WHAT IS NEEDED: Look through the data and write out every line with the word "screenshot" in it.

:: GIVEN INFORMATION ::

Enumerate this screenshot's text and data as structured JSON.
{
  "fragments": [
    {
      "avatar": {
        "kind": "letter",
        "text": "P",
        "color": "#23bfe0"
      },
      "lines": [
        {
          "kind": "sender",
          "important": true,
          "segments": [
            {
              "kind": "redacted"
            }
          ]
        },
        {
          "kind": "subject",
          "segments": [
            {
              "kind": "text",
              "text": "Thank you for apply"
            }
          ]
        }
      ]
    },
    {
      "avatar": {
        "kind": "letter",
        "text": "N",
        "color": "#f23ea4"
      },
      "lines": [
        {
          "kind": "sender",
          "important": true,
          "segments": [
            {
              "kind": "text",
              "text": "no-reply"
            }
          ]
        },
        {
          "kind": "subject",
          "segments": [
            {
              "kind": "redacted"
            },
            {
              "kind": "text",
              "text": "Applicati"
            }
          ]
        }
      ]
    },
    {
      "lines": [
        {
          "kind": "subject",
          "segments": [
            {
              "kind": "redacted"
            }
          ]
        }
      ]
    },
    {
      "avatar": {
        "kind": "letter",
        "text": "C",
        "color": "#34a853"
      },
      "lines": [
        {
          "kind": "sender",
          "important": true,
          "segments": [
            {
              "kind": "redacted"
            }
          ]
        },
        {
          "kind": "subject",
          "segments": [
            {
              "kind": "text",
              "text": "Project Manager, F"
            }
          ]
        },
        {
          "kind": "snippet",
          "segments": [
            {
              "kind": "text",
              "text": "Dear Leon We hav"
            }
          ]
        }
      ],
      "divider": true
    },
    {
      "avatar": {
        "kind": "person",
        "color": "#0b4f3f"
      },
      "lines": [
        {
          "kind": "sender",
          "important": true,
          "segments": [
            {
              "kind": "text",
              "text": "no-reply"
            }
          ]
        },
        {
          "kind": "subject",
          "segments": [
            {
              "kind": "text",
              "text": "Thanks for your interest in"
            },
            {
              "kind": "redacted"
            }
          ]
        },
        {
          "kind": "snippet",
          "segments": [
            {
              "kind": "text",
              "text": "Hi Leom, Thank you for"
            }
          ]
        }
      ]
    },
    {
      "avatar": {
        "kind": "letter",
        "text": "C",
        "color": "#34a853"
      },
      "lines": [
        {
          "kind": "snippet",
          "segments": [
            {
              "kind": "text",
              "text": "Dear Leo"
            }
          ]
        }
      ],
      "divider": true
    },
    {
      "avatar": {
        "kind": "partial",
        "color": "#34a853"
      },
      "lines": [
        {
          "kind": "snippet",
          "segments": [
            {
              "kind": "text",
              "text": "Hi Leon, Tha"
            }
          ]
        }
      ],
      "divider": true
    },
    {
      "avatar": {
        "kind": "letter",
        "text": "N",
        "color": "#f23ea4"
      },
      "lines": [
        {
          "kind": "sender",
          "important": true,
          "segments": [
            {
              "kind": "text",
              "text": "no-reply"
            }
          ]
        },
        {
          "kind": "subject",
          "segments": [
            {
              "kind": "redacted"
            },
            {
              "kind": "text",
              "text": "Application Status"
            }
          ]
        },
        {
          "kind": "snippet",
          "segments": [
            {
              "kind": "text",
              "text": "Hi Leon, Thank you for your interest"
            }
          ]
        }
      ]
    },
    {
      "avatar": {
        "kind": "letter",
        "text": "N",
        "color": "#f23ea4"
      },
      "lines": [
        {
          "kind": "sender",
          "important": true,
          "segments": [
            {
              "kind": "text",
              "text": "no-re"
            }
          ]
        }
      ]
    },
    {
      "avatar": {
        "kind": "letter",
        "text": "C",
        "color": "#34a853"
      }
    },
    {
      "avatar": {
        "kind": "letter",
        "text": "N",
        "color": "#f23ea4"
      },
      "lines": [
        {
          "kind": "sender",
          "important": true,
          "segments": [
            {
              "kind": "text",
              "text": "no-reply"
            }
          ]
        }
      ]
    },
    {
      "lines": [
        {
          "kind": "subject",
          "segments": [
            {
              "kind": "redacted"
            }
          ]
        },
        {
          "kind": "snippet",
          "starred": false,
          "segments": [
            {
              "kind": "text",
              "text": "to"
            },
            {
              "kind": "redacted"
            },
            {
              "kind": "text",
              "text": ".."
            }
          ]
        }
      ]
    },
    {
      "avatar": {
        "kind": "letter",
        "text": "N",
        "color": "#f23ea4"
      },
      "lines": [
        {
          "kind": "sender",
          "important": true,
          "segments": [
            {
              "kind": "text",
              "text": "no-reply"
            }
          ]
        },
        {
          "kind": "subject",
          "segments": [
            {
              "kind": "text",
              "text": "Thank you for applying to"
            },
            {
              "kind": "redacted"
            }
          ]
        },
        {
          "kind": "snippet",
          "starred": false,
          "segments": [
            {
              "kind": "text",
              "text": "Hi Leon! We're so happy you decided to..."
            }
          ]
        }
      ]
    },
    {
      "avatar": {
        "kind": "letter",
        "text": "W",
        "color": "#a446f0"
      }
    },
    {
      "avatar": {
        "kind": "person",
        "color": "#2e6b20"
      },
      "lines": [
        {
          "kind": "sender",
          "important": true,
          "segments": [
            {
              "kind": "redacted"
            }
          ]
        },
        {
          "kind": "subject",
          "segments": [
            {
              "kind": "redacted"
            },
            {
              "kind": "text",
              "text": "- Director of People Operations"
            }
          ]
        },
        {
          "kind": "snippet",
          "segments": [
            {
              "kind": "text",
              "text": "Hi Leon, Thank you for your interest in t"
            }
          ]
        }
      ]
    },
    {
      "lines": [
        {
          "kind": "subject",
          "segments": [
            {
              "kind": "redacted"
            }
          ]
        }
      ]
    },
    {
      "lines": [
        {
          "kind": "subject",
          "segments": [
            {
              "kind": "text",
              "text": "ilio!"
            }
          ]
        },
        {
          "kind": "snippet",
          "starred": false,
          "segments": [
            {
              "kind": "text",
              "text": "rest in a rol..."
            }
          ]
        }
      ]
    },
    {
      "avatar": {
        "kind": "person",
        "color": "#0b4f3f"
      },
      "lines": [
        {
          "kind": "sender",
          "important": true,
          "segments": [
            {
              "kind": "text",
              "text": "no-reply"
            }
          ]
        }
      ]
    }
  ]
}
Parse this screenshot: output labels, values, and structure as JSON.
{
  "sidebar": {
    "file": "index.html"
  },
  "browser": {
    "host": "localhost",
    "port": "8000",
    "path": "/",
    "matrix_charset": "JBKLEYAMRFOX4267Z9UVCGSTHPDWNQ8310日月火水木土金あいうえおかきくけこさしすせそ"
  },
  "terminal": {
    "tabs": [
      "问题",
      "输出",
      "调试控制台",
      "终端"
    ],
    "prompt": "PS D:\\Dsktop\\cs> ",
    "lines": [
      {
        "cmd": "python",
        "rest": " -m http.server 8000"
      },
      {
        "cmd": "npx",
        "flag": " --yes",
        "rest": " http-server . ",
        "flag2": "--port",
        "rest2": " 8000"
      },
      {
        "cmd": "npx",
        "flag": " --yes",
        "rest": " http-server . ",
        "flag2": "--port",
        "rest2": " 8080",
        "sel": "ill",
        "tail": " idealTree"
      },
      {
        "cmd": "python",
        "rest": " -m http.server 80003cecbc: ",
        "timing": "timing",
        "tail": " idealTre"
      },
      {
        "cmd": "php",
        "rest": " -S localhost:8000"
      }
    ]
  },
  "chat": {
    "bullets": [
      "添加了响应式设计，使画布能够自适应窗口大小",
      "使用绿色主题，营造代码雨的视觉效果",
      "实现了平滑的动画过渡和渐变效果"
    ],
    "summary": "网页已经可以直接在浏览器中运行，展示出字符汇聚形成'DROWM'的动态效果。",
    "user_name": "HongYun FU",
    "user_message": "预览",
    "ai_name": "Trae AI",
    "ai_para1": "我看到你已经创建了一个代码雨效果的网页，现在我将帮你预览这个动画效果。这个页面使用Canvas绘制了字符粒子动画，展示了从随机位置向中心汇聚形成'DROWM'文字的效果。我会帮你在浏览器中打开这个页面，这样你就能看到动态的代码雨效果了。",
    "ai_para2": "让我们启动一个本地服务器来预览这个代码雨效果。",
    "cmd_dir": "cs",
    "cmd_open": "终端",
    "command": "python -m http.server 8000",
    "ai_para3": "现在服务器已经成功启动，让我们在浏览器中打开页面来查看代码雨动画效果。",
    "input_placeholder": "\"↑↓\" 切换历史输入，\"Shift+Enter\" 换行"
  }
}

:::

EXERCISE ANSWER:
Enumerate this screenshot's text and data as structured JSON.
Parse this screenshot: output labels, values, and structure as JSON.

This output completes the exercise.